CONG JADE

Belonged to the collection of a French diplomat, posted in Beijing in the 80's.

 

Object :
Nº 1701
Medium :
Stone
Dimensions :
Width: 18.7 cm (7.3”) – Height: 10.7 cm (4.2”)

Large bi disc decorated with dragons in nephrite jade, made with high-quality precision and execution. Dark greyish-yellow colour with translucent areas. Calcareous deposits are visible but not perfectly homogeneous. The central hole is slight uneven and the thickness is irregular, ranging from between 4 mm to 5.5 mm. The disc is not perfectly level and has slightly rounded edges that are rough in some places. The finish of this object could only be done by using methods of friction, abrasion and polishing. Keeping in mind the dating of this piece, it could have been made using bronze tools. Very fine condition.

Nephrite jade is found in China in the form of pebbles in rivers. It usually comes from the regions of the lower Yangzi. For Neolithic jades the provenance includes Turkestan, Khotan and then Yardland. For the past 7000 years, particularly from the Neolithic period, the Chinese have mastered the working of jade, with a particular emphasis beginning in the Shang Dynasty up to the Han. It has always been under the strict control of officials. The composite material of jade, which is extremely hard, was clearly chosen based on symbolic considerations that enhance the purity associated with its hardness, and many values ​​in Chinese culture.

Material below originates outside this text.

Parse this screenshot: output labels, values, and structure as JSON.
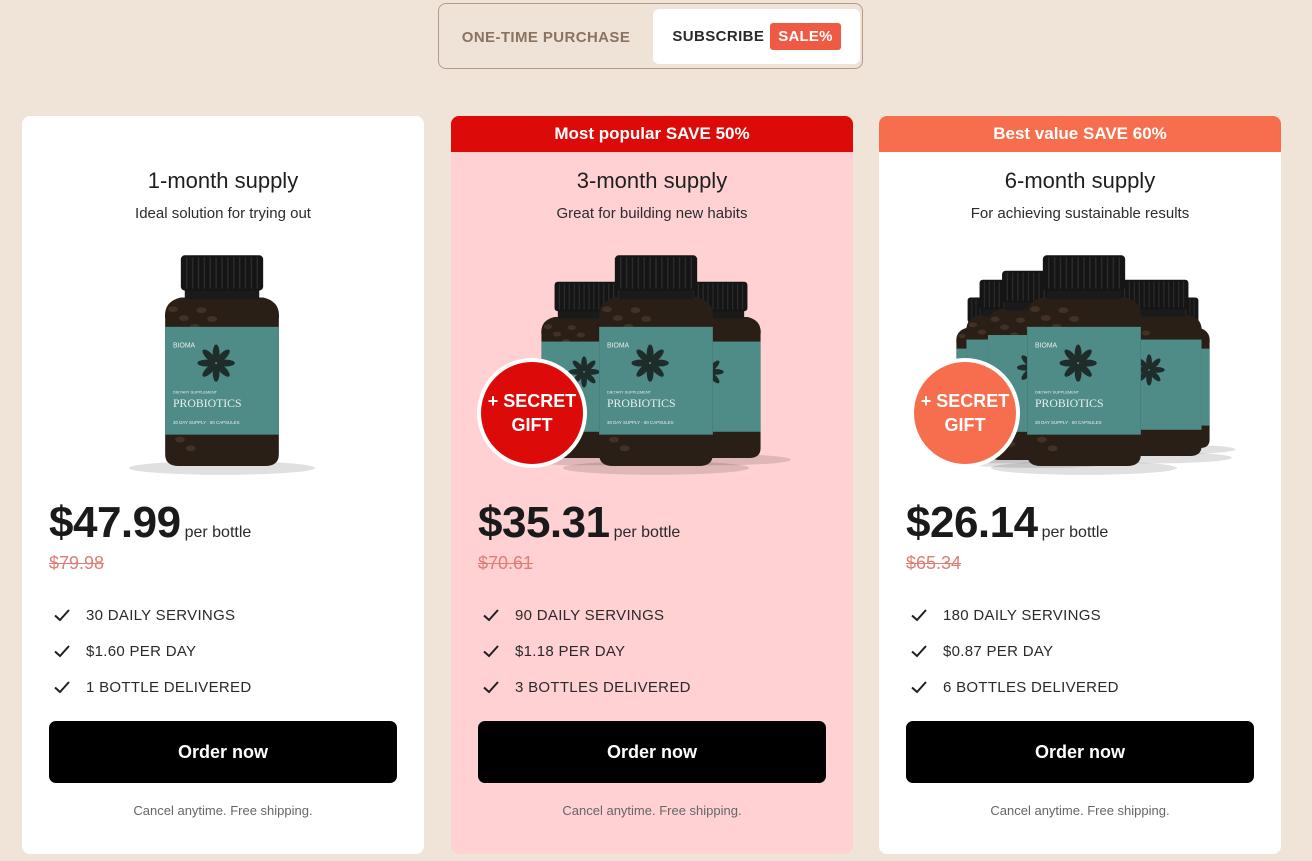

Jade is attributed to the protection of the body by people that believe in the migration of the physical body from this life to that of our ancestors, or the realm of the immortals. In China the dragon is the symbol of heaven